#### [Directions]
Strip out the pictures and output each remaining line of the data word for word.

#### [Provided data]

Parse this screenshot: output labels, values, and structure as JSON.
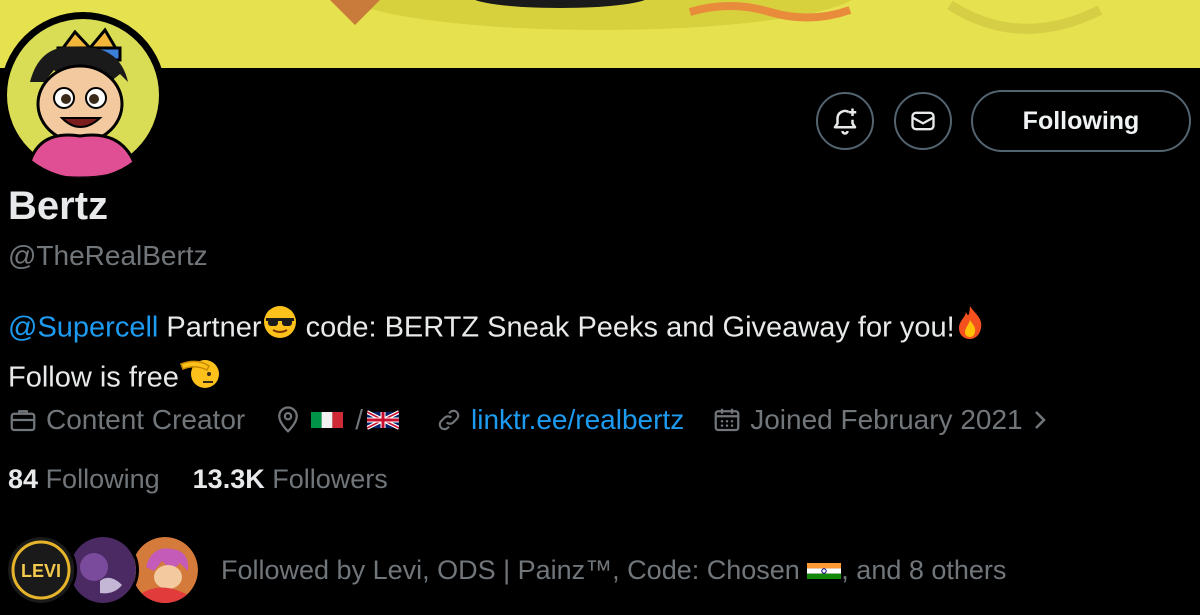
{
  "profile": {
    "name": "Bertz",
    "handle": "@TheRealBertz",
    "bio": {
      "mention": "@Supercell",
      "line1_rest": " Partner",
      "line1_after_emoji": " code: BERTZ Sneak Peeks and Giveaway for you!",
      "line2": "Follow is free"
    },
    "meta": {
      "category": "Content Creator",
      "location_separator": "/",
      "website": "linktr.ee/realbertz",
      "joined": "Joined February 2021"
    },
    "stats": {
      "following_count": "84",
      "following_label": "Following",
      "followers_count": "13.3K",
      "followers_label": "Followers"
    },
    "followed_by": {
      "prefix": "Followed by Levi, ODS | Painz™, Code: Chosen ",
      "suffix": ", and 8 others",
      "first_avatar_label": "LEVI"
    }
  },
  "actions": {
    "follow_label": "Following"
  },
  "colors": {
    "banner": "#e6e24f",
    "link": "#1d9bf0",
    "muted": "#71767b",
    "text": "#e7e9ea"
  }
}
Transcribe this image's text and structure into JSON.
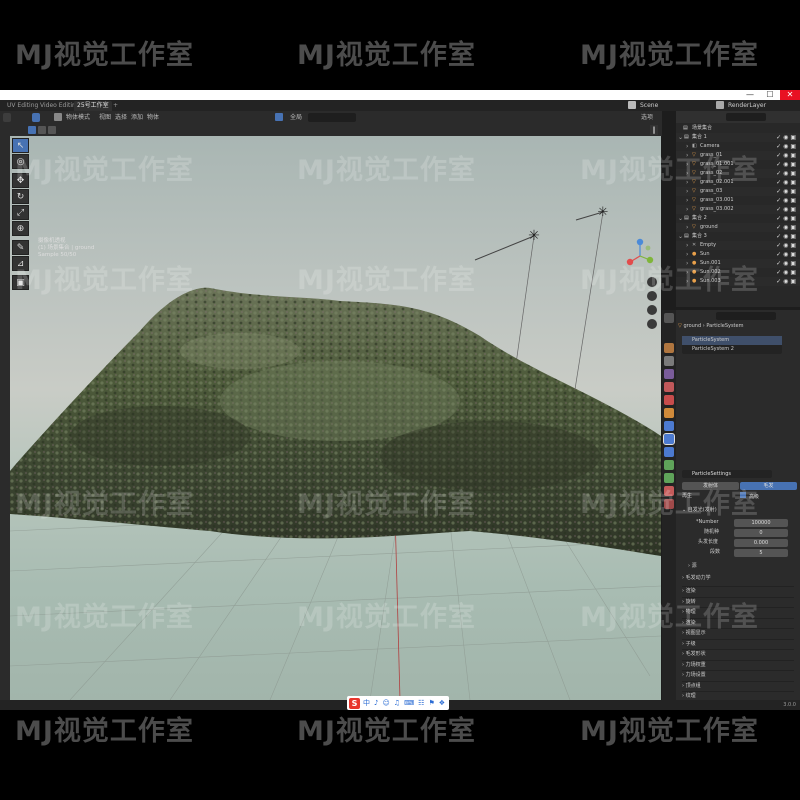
{
  "watermark": {
    "text": "MJ视觉工作室"
  },
  "window": {
    "minimize": "—",
    "maximize": "☐",
    "close": "✕"
  },
  "topbar": {
    "tabs": [
      "UV Editing",
      "Video Editing",
      "25号工作室"
    ],
    "add_tab": "+",
    "scene_label": "Scene",
    "layer_label": "RenderLayer"
  },
  "viewport_header": {
    "mode": "物体模式",
    "menus": [
      "视图",
      "选择",
      "添加",
      "物体"
    ],
    "orientation": "全局",
    "options": "选项"
  },
  "viewport_overlay": {
    "line1": "摄像机透视",
    "line2": "(1) 场景集合 | ground",
    "line3": "Sample 50/50"
  },
  "outliner": {
    "title": "场景集合",
    "rows": [
      {
        "label": "集合 1",
        "indent": 1,
        "type": "collection"
      },
      {
        "label": "Camera",
        "indent": 2,
        "type": "camera"
      },
      {
        "label": "grass_01",
        "indent": 2,
        "type": "mesh"
      },
      {
        "label": "grass_01.001",
        "indent": 2,
        "type": "mesh"
      },
      {
        "label": "grass_02",
        "indent": 2,
        "type": "mesh"
      },
      {
        "label": "grass_02.001",
        "indent": 2,
        "type": "mesh"
      },
      {
        "label": "grass_03",
        "indent": 2,
        "type": "mesh"
      },
      {
        "label": "grass_03.001",
        "indent": 2,
        "type": "mesh"
      },
      {
        "label": "grass_03.002",
        "indent": 2,
        "type": "mesh"
      },
      {
        "label": "集合 2",
        "indent": 1,
        "type": "collection"
      },
      {
        "label": "ground",
        "indent": 2,
        "type": "mesh"
      },
      {
        "label": "集合 3",
        "indent": 1,
        "type": "collection"
      },
      {
        "label": "Empty",
        "indent": 2,
        "type": "empty"
      },
      {
        "label": "Sun",
        "indent": 2,
        "type": "light"
      },
      {
        "label": "Sun.001",
        "indent": 2,
        "type": "light"
      },
      {
        "label": "Sun.002",
        "indent": 2,
        "type": "light"
      },
      {
        "label": "Sun.003",
        "indent": 2,
        "type": "light"
      }
    ]
  },
  "properties": {
    "breadcrumb_obj": "ground",
    "breadcrumb_sys": "ParticleSystem",
    "systems": [
      "ParticleSystem",
      "ParticleSystem 2"
    ],
    "settings_name": "ParticleSettings",
    "type_emitter": "发射体",
    "type_hair": "毛发",
    "regrow_label": "再生",
    "advanced_label": "高级",
    "emission_title": "自发光(发射)",
    "number_label": "*Number",
    "number_value": "100000",
    "seed_label": "随机种",
    "seed_value": "0",
    "hairlen_label": "头发长度",
    "hairlen_value": "0.000",
    "segments_label": "段数",
    "segments_value": "5",
    "source_label": "源",
    "dynamics_label": "毛发动力学",
    "panels": [
      "渲染",
      "旋转",
      "物理",
      "渲染",
      "视图显示",
      "子级",
      "毛发形状",
      "力场权重",
      "力场设置",
      "顶点组",
      "纹理",
      "自定义属性"
    ]
  },
  "statusbar": {
    "version": "3.0.0"
  },
  "ime": {
    "logo": "S",
    "items": [
      "中",
      "♪",
      "☺",
      "♫",
      "⌨",
      "☷",
      "⚑",
      "❖"
    ]
  }
}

#### [Response area]
Parse this screenshot: output labels, values, and structure as JSON.
{
  "profile": {
    "name": "Bertz",
    "handle": "@TheRealBertz",
    "bio": {
      "mention": "@Supercell",
      "line1_rest": " Partner",
      "line1_after_emoji": " code: BERTZ Sneak Peeks and Giveaway for you!",
      "line2": "Follow is free"
    },
    "meta": {
      "category": "Content Creator",
      "location_separator": "/",
      "website": "linktr.ee/realbertz",
      "joined": "Joined February 2021"
    },
    "stats": {
      "following_count": "84",
      "following_label": "Following",
      "followers_count": "13.3K",
      "followers_label": "Followers"
    },
    "followed_by": {
      "prefix": "Followed by Levi, ODS | Painz™, Code: Chosen ",
      "suffix": ", and 8 others",
      "first_avatar_label": "LEVI"
    }
  },
  "actions": {
    "follow_label": "Following"
  },
  "colors": {
    "banner": "#e6e24f",
    "link": "#1d9bf0",
    "muted": "#71767b",
    "text": "#e7e9ea"
  }
}
Transcribe this image's text and structure into JSON.
{
  "watermark": {
    "text": "MJ视觉工作室"
  },
  "window": {
    "minimize": "—",
    "maximize": "☐",
    "close": "✕"
  },
  "topbar": {
    "tabs": [
      "UV Editing",
      "Video Editing",
      "25号工作室"
    ],
    "add_tab": "+",
    "scene_label": "Scene",
    "layer_label": "RenderLayer"
  },
  "viewport_header": {
    "mode": "物体模式",
    "menus": [
      "视图",
      "选择",
      "添加",
      "物体"
    ],
    "orientation": "全局",
    "options": "选项"
  },
  "viewport_overlay": {
    "line1": "摄像机透视",
    "line2": "(1) 场景集合 | ground",
    "line3": "Sample 50/50"
  },
  "outliner": {
    "title": "场景集合",
    "rows": [
      {
        "label": "集合 1",
        "indent": 1,
        "type": "collection"
      },
      {
        "label": "Camera",
        "indent": 2,
        "type": "camera"
      },
      {
        "label": "grass_01",
        "indent": 2,
        "type": "mesh"
      },
      {
        "label": "grass_01.001",
        "indent": 2,
        "type": "mesh"
      },
      {
        "label": "grass_02",
        "indent": 2,
        "type": "mesh"
      },
      {
        "label": "grass_02.001",
        "indent": 2,
        "type": "mesh"
      },
      {
        "label": "grass_03",
        "indent": 2,
        "type": "mesh"
      },
      {
        "label": "grass_03.001",
        "indent": 2,
        "type": "mesh"
      },
      {
        "label": "grass_03.002",
        "indent": 2,
        "type": "mesh"
      },
      {
        "label": "集合 2",
        "indent": 1,
        "type": "collection"
      },
      {
        "label": "ground",
        "indent": 2,
        "type": "mesh"
      },
      {
        "label": "集合 3",
        "indent": 1,
        "type": "collection"
      },
      {
        "label": "Empty",
        "indent": 2,
        "type": "empty"
      },
      {
        "label": "Sun",
        "indent": 2,
        "type": "light"
      },
      {
        "label": "Sun.001",
        "indent": 2,
        "type": "light"
      },
      {
        "label": "Sun.002",
        "indent": 2,
        "type": "light"
      },
      {
        "label": "Sun.003",
        "indent": 2,
        "type": "light"
      }
    ]
  },
  "properties": {
    "breadcrumb_obj": "ground",
    "breadcrumb_sys": "ParticleSystem",
    "systems": [
      "ParticleSystem",
      "ParticleSystem 2"
    ],
    "settings_name": "ParticleSettings",
    "type_emitter": "发射体",
    "type_hair": "毛发",
    "regrow_label": "再生",
    "advanced_label": "高级",
    "emission_title": "自发光(发射)",
    "number_label": "*Number",
    "number_value": "100000",
    "seed_label": "随机种",
    "seed_value": "0",
    "hairlen_label": "头发长度",
    "hairlen_value": "0.000",
    "segments_label": "段数",
    "segments_value": "5",
    "source_label": "源",
    "dynamics_label": "毛发动力学",
    "panels": [
      "渲染",
      "旋转",
      "物理",
      "渲染",
      "视图显示",
      "子级",
      "毛发形状",
      "力场权重",
      "力场设置",
      "顶点组",
      "纹理",
      "自定义属性"
    ]
  },
  "statusbar": {
    "version": "3.0.0"
  },
  "ime": {
    "logo": "S",
    "items": [
      "中",
      "♪",
      "☺",
      "♫",
      "⌨",
      "☷",
      "⚑",
      "❖"
    ]
  }
}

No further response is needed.